WORK TO BE COMPLETED = Copy each line of the entries that includes the word "from".
***
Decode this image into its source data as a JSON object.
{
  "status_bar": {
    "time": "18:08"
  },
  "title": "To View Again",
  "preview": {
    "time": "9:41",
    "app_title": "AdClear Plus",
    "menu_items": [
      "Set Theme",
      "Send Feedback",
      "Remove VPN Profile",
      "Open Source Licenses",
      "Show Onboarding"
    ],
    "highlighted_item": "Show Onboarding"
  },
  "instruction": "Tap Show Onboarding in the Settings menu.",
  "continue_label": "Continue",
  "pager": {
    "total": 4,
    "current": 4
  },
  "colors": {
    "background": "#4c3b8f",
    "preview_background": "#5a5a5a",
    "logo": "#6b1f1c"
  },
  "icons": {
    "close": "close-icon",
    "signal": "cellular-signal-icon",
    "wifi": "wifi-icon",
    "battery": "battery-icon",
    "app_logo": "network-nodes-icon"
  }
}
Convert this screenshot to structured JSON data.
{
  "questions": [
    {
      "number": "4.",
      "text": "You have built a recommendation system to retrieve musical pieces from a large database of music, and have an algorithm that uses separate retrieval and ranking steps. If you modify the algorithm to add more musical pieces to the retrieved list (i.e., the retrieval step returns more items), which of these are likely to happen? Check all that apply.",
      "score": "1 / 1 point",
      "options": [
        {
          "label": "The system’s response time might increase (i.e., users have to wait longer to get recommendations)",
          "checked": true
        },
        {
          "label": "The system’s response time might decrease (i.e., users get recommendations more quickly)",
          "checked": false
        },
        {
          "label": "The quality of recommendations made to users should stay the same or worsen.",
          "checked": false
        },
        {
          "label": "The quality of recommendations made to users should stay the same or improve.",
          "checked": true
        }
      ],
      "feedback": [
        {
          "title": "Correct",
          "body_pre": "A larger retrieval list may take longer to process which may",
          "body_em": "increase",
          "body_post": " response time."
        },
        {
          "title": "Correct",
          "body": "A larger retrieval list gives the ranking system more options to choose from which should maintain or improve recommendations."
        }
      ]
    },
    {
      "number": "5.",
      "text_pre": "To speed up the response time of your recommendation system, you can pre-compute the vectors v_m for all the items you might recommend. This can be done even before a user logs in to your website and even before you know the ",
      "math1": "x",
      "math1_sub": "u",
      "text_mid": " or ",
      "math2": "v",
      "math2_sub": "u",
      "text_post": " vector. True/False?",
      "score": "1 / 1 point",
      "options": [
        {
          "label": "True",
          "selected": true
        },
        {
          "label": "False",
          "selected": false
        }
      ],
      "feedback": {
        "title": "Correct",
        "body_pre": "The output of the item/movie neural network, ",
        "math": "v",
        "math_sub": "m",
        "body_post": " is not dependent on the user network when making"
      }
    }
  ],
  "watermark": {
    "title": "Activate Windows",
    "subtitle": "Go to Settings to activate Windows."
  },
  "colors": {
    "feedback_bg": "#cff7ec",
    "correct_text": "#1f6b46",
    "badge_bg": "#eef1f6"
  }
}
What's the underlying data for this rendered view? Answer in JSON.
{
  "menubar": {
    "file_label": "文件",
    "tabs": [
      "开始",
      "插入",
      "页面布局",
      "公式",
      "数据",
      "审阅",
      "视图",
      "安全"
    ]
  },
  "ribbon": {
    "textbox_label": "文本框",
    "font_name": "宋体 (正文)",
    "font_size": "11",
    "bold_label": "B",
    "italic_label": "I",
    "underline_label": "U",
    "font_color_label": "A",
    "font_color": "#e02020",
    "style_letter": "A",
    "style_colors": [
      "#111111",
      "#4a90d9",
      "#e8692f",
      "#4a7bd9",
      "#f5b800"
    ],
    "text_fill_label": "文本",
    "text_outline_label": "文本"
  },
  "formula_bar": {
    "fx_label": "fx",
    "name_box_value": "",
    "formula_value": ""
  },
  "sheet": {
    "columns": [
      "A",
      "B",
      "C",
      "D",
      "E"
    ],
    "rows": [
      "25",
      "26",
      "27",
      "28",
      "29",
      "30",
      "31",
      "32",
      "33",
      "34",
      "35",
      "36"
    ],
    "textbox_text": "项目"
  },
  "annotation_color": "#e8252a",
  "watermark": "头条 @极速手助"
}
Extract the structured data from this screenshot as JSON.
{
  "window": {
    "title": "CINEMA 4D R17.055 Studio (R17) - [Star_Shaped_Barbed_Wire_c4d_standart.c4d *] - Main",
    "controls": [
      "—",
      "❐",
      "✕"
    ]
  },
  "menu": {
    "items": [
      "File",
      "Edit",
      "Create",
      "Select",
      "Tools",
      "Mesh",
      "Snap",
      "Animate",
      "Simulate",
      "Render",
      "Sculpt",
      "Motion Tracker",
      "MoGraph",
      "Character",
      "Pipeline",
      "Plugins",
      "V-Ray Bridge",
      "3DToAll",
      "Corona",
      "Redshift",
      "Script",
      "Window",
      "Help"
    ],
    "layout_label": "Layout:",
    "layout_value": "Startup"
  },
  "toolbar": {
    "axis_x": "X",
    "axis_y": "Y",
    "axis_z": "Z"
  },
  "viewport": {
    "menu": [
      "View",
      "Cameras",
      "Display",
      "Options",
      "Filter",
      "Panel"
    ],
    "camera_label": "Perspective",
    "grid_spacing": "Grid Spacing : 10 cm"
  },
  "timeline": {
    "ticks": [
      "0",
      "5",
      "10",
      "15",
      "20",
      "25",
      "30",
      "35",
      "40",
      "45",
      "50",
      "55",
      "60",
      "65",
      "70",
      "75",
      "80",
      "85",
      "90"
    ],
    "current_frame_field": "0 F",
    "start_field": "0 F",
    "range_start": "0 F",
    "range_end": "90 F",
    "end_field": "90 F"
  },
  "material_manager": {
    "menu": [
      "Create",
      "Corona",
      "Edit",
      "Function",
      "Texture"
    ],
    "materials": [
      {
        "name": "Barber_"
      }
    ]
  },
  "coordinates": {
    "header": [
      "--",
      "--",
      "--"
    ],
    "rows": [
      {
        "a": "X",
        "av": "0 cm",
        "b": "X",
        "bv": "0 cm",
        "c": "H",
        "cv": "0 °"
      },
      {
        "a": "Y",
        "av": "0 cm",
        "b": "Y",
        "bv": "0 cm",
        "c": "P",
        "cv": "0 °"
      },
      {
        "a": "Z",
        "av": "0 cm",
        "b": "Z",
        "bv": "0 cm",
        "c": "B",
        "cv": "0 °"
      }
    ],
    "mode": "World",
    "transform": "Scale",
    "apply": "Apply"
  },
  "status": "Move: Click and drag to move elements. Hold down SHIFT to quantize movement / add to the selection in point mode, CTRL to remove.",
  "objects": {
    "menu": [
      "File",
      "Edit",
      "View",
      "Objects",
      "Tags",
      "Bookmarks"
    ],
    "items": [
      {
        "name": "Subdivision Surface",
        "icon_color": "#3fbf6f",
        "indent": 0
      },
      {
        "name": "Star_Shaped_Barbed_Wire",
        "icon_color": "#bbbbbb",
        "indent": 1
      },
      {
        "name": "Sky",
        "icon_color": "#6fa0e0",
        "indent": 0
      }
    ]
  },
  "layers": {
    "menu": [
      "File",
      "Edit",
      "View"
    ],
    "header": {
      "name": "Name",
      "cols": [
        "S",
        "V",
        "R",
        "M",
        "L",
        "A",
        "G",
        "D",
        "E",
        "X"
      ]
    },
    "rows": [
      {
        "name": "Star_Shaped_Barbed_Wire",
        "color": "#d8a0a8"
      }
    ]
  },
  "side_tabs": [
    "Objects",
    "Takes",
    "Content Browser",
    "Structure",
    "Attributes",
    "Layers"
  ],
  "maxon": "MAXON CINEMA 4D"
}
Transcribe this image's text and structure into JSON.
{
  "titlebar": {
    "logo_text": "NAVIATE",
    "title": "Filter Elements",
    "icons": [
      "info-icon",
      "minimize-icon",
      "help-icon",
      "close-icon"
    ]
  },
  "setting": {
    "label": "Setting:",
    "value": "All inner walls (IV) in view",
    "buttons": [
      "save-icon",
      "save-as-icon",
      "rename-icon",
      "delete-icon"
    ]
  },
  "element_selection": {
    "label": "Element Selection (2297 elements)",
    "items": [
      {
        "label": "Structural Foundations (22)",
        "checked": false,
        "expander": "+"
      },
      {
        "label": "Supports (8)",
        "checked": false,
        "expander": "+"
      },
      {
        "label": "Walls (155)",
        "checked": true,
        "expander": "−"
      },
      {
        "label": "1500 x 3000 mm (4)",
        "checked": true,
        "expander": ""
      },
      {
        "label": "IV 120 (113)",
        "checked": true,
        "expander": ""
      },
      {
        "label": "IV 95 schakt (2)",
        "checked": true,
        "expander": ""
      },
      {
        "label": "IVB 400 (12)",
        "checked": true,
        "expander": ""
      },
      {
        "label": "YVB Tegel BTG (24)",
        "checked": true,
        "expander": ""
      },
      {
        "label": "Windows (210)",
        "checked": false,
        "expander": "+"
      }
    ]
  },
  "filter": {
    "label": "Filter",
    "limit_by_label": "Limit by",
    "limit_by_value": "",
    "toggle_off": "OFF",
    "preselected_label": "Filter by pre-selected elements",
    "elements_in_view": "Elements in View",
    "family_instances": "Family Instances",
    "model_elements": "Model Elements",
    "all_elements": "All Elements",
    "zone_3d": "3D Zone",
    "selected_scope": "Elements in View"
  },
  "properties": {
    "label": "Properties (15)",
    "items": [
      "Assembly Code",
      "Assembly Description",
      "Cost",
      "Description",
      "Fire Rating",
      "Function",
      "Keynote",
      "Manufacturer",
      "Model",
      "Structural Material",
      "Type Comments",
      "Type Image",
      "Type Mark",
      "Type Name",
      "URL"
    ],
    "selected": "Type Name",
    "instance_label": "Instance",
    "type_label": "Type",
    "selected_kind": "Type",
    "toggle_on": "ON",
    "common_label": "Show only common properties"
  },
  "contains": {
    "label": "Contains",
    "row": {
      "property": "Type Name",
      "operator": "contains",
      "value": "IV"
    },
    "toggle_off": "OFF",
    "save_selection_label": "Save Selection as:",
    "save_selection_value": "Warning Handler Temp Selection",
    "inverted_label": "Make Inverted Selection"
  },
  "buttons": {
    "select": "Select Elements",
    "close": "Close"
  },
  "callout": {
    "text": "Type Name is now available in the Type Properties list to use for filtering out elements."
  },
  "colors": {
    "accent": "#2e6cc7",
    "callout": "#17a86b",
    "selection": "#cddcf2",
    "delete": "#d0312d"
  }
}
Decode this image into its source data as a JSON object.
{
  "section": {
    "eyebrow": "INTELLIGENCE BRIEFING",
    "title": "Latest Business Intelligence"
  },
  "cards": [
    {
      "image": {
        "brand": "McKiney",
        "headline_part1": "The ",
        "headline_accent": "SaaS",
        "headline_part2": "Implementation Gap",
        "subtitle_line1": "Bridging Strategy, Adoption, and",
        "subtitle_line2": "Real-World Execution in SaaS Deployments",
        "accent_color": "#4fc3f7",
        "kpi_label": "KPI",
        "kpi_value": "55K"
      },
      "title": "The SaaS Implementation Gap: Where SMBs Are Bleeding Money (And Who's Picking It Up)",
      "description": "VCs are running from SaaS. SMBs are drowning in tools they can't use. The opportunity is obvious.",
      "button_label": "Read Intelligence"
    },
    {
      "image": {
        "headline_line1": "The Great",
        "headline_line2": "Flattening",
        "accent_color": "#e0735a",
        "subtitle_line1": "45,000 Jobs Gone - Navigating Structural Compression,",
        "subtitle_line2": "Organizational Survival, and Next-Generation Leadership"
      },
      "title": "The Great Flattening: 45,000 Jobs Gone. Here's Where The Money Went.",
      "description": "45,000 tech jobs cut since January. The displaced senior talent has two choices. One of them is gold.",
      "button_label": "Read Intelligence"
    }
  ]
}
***
REPLY =
      "text": "You have built a recommendation system to retrieve musical pieces from a large database of music, and have an algorithm that uses separate retrieval and ranking steps. If you modify the algorithm to add more musical pieces to the retrieved list (i.e., the retrieval step returns more items), which of these are likely to happen? Check all that apply.",
          "body": "A larger retrieval list gives the ranking system more options to choose from which should maintain or improve recommendations."
Extract the structured data from this screenshot as JSON.
      "description": "VCs are running from SaaS. SMBs are drowning in tools they can't use. The opportunity is obvious.",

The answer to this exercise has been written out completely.